Dozens of food pantries are “cropping up at colleges across the country in recent years as educators acknowledge the struggles many students face as the cost of getting a higher education continues to soar,” the Associated Press reported this weekend. Tuition alone, thearticle notes, “has become a growing burden, rising 27 percent at public colleges and 14 percent at private schools in the past five years, according to the College Board. Add in expenses for books, housing and other necessities of college life and some are left to choose between eating and learning.”

College students, of course, have long been broke, and plenty members of today’s professional class nurture nostalgic memories of their ramen years. What we’re looking at here, though, isn’t picturesque slumming—it’s serious poverty. A recent paper in the Journal of Nutrition Education and Behavior, for example, found that 59 percent of students at one midsize rural university in Oregon had experienced food insecurity in the previous year, with the problem especially acute among students with jobs. “Over the last 30 years, the price of higher education has steadily outpaced inflation, cost of living, and medical expenses,” the authors wrote. “Recent changes to federal loan policies regarding the amount and duration of federal aid received as well as how soon interest will begin to accrue after college may exacerbate the financial challenges students face.
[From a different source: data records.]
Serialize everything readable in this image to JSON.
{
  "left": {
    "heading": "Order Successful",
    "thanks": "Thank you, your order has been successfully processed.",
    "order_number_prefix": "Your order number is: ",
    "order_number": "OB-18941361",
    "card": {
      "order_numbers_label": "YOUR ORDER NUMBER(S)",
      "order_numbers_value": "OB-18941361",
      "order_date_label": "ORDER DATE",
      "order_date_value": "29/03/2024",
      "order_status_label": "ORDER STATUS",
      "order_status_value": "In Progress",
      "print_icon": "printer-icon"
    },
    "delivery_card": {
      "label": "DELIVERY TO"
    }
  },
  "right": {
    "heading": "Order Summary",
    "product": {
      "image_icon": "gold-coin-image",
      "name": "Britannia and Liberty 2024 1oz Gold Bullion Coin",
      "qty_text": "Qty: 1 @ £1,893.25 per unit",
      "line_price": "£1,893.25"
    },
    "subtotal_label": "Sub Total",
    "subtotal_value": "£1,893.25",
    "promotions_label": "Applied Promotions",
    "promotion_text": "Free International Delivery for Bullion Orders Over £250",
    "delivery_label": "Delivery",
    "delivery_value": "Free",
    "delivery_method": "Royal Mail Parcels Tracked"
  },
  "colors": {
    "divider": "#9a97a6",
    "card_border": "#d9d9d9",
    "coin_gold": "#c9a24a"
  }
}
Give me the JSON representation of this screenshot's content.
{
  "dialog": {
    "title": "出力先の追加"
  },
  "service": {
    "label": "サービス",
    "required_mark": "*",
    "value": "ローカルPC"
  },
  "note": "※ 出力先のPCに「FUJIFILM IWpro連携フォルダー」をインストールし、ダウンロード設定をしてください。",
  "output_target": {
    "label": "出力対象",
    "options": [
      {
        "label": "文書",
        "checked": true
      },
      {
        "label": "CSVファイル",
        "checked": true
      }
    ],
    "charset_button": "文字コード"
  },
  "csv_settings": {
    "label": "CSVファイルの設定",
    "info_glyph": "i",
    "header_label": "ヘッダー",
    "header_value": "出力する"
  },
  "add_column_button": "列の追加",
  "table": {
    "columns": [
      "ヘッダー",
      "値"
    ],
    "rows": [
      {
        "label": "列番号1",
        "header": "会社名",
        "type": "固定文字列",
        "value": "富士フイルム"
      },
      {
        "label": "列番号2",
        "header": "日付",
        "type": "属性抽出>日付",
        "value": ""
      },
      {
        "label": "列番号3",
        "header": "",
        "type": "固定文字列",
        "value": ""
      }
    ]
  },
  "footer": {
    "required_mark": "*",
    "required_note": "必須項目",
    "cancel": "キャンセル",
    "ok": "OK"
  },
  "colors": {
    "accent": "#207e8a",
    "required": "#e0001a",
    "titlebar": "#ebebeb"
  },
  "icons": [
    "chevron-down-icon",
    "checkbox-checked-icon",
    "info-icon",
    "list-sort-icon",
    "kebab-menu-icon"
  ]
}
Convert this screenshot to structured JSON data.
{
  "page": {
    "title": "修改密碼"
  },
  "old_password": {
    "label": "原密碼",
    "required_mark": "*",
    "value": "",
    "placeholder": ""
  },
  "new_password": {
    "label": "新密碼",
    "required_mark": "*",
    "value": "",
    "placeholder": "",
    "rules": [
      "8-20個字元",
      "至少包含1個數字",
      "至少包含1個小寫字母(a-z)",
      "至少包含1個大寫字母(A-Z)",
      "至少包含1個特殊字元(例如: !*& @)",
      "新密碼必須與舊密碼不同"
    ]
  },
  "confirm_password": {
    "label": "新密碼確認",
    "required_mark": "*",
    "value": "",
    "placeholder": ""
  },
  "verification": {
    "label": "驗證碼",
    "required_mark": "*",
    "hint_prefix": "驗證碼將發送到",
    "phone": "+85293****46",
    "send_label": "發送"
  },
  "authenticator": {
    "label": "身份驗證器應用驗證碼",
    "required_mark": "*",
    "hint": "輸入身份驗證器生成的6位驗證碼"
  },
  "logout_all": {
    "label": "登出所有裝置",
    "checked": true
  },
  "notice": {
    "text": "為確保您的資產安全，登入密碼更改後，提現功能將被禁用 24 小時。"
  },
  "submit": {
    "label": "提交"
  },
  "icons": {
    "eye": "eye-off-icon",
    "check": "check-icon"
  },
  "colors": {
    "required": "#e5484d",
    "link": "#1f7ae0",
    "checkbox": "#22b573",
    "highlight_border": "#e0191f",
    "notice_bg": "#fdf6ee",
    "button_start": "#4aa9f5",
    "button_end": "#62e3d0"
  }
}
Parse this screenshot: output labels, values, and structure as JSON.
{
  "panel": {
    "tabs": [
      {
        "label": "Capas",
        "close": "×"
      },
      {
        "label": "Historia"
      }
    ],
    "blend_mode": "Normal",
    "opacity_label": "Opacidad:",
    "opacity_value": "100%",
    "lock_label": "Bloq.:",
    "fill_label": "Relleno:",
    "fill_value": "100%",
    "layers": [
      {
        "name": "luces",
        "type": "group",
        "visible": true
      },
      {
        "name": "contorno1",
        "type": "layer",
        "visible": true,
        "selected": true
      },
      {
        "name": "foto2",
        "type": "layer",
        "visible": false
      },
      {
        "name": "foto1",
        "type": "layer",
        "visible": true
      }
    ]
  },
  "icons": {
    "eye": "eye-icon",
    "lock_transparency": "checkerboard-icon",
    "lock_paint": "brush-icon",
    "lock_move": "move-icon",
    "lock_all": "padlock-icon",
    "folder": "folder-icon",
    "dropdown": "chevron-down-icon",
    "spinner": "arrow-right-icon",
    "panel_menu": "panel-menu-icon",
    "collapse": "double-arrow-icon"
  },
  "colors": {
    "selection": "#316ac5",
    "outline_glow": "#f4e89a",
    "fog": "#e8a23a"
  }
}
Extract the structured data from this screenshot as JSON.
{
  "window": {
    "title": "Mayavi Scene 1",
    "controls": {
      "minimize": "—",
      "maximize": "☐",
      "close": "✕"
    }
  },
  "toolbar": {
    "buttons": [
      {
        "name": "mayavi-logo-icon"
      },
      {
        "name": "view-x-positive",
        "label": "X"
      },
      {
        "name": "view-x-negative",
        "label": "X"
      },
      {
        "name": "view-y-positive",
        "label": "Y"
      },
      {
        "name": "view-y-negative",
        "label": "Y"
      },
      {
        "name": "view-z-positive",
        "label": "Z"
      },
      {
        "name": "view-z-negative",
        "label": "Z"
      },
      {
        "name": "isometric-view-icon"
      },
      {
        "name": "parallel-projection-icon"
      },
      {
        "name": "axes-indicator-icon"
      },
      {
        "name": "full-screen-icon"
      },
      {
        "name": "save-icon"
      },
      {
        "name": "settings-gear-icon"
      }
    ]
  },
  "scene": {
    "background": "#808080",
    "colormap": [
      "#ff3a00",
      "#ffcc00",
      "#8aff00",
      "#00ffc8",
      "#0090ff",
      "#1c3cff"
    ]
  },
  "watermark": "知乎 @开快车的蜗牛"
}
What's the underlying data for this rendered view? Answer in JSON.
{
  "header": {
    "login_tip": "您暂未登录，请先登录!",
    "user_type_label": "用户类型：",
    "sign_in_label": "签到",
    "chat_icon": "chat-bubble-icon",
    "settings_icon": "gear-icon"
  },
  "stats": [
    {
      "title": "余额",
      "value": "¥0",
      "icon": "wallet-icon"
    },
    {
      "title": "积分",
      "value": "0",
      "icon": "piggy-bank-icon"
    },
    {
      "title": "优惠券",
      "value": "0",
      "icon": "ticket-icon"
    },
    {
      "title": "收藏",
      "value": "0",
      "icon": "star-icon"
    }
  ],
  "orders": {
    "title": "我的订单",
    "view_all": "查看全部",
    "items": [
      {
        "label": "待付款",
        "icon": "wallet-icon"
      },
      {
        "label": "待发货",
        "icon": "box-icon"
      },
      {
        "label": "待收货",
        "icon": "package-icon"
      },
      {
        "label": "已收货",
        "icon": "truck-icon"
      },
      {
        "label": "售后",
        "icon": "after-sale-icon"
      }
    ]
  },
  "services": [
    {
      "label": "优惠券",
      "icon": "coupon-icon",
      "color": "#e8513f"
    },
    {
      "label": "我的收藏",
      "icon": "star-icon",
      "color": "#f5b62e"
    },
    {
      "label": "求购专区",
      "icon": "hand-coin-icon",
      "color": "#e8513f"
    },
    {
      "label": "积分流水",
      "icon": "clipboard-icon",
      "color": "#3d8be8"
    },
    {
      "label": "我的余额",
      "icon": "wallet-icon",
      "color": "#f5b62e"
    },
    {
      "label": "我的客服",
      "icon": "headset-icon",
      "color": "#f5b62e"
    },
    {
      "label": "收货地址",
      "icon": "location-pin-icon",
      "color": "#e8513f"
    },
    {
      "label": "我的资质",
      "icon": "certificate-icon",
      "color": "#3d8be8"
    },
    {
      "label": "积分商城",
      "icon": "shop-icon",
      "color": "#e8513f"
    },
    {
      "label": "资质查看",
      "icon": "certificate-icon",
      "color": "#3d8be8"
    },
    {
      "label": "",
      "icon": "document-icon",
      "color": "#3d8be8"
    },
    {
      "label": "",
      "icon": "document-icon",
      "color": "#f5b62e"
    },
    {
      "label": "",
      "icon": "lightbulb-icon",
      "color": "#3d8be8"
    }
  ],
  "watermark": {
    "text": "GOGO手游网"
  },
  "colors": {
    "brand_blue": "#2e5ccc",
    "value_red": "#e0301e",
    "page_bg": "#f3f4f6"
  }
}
Food insecurity, as a potential consequence of the increasing cost of higher education, and its likely impact on student health, learning and social outcomes should not be considered an accepted aspect of the impoverished student experience, but a major student health priority."

Meanwhile, it’s increasingly clear that the economic struggles students face during school follow them long past graduation. A major new report from the Pew Research Center, “Millennials in Adulthood: Detached from Institutions, Networked With Friends,” notes that people between 18 and 33 are the first generation in the modern era to have “higher levels of student loan debt, poverty and unemployment, and lower levels of wealth and personal income than their two immediate predecessor generations (Gen Xers and Boomers) had at the same stage of their life cycles.” This, even though they are the “best-educated cohort of young adults in American history.”

For these young people, the meritocratic social contract—the idea that hard work and academic achievement will be rewarded with economic security—is breaking down. No wonder the Pew report finds that they’re the only generation to favor a bigger, more activist federal government. A 2011 Pew poll even found that people between 18 and 29 had a more favorable view of socialism (49 percent) than capitalism (46 percent). So while everyone should worry that our college students are in such desperate straits, conservatives have special reason for anxiety. Thanks to their economic policies, a whole generation is getting an education in the need for a robust welfare state.